Source data
=== Begin Enclosure ===
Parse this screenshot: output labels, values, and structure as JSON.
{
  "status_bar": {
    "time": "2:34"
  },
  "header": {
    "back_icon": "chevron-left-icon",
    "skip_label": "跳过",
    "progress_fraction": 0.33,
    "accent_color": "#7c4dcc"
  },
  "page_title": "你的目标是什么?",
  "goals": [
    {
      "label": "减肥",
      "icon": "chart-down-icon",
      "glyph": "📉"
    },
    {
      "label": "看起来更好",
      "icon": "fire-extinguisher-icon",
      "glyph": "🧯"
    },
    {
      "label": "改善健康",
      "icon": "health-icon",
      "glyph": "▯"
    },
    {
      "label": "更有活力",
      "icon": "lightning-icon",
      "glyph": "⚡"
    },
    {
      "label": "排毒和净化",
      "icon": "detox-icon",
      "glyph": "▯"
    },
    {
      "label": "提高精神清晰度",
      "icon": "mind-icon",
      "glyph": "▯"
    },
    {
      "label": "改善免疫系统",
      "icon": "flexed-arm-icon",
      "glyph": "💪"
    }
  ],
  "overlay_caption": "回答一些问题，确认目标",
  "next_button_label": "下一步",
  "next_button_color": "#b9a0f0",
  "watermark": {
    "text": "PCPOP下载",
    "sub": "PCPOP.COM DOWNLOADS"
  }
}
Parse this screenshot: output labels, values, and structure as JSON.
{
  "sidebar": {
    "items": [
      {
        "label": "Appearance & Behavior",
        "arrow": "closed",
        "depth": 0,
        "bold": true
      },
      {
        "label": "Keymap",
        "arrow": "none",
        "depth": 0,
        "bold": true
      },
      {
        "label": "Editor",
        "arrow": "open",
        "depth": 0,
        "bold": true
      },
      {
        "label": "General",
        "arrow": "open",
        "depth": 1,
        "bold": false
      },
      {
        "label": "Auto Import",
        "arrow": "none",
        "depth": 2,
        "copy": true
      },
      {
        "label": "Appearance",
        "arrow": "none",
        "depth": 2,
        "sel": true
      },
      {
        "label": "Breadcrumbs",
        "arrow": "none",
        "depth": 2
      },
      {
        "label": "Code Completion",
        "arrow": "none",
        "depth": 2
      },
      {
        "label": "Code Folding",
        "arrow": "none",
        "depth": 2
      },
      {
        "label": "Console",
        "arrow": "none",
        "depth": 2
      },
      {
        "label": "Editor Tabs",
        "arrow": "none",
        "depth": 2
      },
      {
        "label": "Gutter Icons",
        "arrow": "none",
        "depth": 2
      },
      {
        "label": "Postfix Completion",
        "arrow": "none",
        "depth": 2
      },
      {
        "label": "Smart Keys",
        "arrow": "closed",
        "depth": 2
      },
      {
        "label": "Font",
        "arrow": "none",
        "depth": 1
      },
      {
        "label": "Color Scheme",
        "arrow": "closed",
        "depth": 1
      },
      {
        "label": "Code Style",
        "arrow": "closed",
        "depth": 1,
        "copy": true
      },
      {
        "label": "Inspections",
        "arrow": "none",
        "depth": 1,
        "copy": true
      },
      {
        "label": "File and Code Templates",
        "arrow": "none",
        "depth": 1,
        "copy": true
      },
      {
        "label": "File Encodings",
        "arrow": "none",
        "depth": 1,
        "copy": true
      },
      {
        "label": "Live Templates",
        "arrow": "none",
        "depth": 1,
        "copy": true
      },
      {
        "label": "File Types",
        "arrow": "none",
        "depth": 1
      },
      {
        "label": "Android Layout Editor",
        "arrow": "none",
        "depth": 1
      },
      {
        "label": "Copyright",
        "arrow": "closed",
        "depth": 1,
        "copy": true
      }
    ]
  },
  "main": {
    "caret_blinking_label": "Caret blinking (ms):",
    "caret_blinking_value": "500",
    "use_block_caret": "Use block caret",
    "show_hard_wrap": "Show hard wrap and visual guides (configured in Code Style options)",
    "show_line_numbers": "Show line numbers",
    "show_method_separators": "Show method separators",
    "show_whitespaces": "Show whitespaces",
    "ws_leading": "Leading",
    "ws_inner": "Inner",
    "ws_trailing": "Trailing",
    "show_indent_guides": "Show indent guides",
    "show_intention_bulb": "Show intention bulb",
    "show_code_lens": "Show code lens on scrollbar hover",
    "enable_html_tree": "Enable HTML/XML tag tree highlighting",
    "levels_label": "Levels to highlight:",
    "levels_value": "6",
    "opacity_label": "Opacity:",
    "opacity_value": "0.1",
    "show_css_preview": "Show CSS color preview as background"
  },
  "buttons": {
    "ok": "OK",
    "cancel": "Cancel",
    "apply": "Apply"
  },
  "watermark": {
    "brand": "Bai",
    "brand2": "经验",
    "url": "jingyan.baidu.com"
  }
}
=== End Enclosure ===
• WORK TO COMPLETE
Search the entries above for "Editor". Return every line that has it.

• REPLY TO THE TASK
        "label": "Editor",
        "label": "Editor Tabs",
        "label": "Android Layout Editor",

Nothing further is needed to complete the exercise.